Heel Pain – How do you treat it?
What is Plantar Fascitis?
Plantar heel pain, commonly referred to as Plantar Fascitis or Plantar Fasciopathy. A condition of pain and tissue damage at the attachment of the plantar fascia to the underside of the calcaneus (heel bone).
The plantar fascia is a band of connective tissue, it runs along the sole of the foot from the heel to the ball of the foot. One of its main roles is to keep the bones and joints in position. It enables us to push off and propel forward from the ground. Bruising or overstretching this ligament can cause inflammation, degeneration and heel pain. In many cases, plantar fascitis is associated with a heel spur. Surprisingly, the spur itself does not cause pain as a result may often be found in the other foot without symptoms.
Signs and Symptoms
Pain is usually felt on the underside of the heel. It is often most intense with the first steps of the day or after rest. Commonly associated with long periods of weight bearing or sudden changes in weight bearing or activity.

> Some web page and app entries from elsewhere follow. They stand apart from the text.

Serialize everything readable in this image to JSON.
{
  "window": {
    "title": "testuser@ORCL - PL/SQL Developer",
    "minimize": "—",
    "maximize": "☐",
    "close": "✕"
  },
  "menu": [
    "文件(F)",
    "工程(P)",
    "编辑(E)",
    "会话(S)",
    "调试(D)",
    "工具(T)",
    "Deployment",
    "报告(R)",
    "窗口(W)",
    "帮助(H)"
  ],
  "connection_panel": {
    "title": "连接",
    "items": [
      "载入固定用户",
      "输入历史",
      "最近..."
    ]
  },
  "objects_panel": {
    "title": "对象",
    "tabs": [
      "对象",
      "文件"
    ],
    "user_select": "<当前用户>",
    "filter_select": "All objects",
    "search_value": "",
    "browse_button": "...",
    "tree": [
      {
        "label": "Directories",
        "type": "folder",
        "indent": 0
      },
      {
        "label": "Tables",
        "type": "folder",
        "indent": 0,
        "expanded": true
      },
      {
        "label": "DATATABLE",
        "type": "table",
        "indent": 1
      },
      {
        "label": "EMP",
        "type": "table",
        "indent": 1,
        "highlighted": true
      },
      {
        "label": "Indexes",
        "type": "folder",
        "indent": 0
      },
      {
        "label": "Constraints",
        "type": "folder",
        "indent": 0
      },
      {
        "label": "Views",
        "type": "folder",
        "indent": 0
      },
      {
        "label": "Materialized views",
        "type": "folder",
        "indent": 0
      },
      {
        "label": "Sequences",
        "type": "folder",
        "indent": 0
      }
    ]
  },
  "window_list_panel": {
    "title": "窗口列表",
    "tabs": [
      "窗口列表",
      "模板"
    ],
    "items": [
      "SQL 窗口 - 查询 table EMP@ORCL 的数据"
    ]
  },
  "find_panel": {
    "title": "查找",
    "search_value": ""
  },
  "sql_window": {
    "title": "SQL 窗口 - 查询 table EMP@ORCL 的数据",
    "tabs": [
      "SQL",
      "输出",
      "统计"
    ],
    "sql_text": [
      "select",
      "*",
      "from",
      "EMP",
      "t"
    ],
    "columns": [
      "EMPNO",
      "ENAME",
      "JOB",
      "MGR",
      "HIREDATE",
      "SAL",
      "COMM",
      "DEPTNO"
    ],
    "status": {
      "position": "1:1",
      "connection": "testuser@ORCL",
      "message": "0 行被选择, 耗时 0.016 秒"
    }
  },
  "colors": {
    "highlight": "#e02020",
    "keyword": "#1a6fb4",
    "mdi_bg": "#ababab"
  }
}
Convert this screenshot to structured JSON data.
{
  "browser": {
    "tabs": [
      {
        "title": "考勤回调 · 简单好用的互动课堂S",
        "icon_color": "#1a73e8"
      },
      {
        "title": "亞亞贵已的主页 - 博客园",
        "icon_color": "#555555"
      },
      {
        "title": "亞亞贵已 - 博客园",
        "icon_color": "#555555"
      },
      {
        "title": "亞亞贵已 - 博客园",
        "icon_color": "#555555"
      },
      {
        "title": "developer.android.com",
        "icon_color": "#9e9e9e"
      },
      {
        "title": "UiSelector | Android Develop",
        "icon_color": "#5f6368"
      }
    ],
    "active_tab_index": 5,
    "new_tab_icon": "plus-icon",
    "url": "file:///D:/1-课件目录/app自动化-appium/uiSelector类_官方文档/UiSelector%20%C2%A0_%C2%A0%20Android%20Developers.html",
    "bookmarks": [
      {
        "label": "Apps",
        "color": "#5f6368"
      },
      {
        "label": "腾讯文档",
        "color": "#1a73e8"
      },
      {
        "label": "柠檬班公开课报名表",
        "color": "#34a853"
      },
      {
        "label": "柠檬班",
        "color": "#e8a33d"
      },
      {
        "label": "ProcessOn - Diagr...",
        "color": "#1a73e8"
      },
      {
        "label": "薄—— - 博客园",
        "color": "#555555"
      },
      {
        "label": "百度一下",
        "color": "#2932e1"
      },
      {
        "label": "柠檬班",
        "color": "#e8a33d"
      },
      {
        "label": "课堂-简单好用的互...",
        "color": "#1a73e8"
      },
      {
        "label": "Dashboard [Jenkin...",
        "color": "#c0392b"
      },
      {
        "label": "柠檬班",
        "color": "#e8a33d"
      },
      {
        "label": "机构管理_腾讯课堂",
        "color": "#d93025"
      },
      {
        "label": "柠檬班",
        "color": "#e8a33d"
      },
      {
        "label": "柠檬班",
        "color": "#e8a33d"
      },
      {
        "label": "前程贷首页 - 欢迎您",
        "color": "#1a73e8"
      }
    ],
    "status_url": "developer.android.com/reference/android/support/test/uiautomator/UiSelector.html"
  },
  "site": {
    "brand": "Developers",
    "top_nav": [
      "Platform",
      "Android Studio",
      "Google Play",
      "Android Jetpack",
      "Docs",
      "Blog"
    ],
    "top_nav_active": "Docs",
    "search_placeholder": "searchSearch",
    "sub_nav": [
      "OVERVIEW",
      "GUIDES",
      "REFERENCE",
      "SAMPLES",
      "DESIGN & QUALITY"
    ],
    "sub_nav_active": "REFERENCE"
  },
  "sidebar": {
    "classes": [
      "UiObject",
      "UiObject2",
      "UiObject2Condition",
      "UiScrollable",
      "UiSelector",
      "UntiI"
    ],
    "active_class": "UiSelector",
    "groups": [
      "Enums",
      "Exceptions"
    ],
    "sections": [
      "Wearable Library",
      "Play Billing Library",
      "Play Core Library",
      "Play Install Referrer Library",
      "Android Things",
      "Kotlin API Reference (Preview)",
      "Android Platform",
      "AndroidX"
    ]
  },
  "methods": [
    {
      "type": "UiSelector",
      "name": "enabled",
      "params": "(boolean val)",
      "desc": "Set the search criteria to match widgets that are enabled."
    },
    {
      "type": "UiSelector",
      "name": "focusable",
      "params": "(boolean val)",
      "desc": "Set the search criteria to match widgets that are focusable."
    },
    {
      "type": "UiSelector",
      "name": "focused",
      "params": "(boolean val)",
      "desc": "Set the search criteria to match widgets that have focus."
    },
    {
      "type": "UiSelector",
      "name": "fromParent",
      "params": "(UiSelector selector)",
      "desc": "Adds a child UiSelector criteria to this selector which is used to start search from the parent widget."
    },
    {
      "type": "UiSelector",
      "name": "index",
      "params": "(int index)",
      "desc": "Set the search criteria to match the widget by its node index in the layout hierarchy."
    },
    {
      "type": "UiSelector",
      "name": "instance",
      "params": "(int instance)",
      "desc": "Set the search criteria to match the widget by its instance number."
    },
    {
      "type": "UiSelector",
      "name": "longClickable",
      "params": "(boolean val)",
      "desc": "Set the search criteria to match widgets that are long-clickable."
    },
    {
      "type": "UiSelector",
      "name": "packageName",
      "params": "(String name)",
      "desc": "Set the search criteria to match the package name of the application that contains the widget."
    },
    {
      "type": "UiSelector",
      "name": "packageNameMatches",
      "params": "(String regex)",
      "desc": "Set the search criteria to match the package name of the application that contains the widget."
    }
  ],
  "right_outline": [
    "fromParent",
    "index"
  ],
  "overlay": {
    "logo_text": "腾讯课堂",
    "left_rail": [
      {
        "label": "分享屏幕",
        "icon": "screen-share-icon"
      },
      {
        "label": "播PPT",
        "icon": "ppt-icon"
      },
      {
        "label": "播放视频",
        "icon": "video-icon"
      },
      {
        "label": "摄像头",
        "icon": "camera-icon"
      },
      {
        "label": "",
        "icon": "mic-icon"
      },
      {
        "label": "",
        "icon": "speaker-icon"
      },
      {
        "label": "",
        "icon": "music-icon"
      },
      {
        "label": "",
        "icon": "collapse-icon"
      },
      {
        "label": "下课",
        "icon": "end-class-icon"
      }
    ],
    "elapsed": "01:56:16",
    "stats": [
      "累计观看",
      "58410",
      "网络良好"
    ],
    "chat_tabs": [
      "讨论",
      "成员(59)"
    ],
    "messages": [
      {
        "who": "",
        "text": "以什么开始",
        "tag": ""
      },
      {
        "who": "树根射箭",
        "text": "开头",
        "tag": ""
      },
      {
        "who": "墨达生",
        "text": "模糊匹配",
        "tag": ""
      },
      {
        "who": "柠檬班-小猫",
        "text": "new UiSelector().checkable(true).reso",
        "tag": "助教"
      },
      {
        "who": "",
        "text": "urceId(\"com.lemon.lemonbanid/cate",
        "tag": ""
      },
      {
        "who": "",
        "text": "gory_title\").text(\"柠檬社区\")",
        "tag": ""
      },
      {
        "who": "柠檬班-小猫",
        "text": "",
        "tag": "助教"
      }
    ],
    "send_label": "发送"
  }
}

Risk Factors to developing Heel Pain:
- Certain sports – Like running place a lot of stress on the Plantar Fascia
- Being on feet a lot – Walking or standing on hard surfaces for prolonged periods of time places strain on the tissue
- Wearing inappropriate or poorly designed footwear – Can be a strong contributing factor to the pain
- Flat Footed or High Arches – People with a specific foot type can be predisposed to increased stress/load in the Plantar Fascia
- Overweight individuals – At a higher risk of developing Heel Pain, weight places a greater me-chanical load on the Plantar Fascia leading to tissue damage and subsequent pain
- Pregnancy, hormonal changes – Accompanied with weight gain can lead to a mechanical overload of the plantar fascia
- Age – Heel pain is generally more common with ageing, for the reason that muscles supporting the foot can become weaker placing more stress on the Plantar Fascia
Tips to Prevent developing Heel Pain:
- Maintain a health weight to avoid overloading the Tissue
- Choose suitable footwear with adequate support and cushioning
- Don’t wear worn out runners and replace running shoes every 500-600 kms
- When starting a new activity or sport, first of all start out slowly managing training load. Allow adequate time for tissues to adapt to the increased load they are under, similarly doing too much too soon creates strain.
- Strength and Flexibility, engage in some strength and conditioning exercise specific to your sport
- Quality Sleep and Nutrition, sleep is very important for recovery, growth and repair, and fuelling the body with the right types of foods plays an important role in injury prevention
Treatment and Management
How can a Podiatrist help to treat Heel Pain?
1) Reduce the load in the damaged tissues
Plantar Fasciitis/Fasciopathy is caused by excessive mechanical load in the tissue, reducing the load in the short term facilitates healing. There are a few useful strategies for this;
• Foot Orthoses – Orthoses with the appropriate design features are effective in reducing the load in the Plantar Fascia
• Low Dye Strapping – Effective method of strapping can reduce the load in the tissue immediately leading to immediate pain relief
• Reduce training load – Stopping or modifying running or other activities until the tissues heal and pain subsides
• Calf muscle and Plantar Fascia stretching – stretching the calf muscles has been shown to be effective in reducing the load in the Plantar Fascia
2) Increase the ability of the Tissues to take the Load
• High Load Strength Training for Plantar Fascitis – Aimed at progressively and slowly increasing the load in the Plantar Fascia so that it can adapt to better tolerate the loads that are placed on it. Evidence suggests High Load Strength training may aid in quicker reduction in pain and improvements in function
• Nutrition – Needs to be considered for optimum tissue health
3) Facilitate the Healing of the Tissues
• Reducing the load in the tissue and increasing the tissues ability to take the load are extremely important. If not done the problem is more likely to become long term and chronic, therefore more likely to reoccur. Direct work on injured tissue may be necessary to facilitate healing.
• Examples of treatment in this category include – Icing, Manual Therapy, Dry Needling, Shock-wave therapy, NSAIDS, Cortisone Injections, Platelet Rich Plasma Injections
There is no need for Heel Pain to become a long term chronic problem. Early appropriate intervention ensures the best outcome with a quicker reduction in pain, improved function longer term and reduced likelihood of re-occurrence.
Start by reducing load in the injured structure, also do things to facilitate the healing then progress to progressive adaptation to increasing loads. Simple!
Come and see Jarlath O’Neill, Podiatrist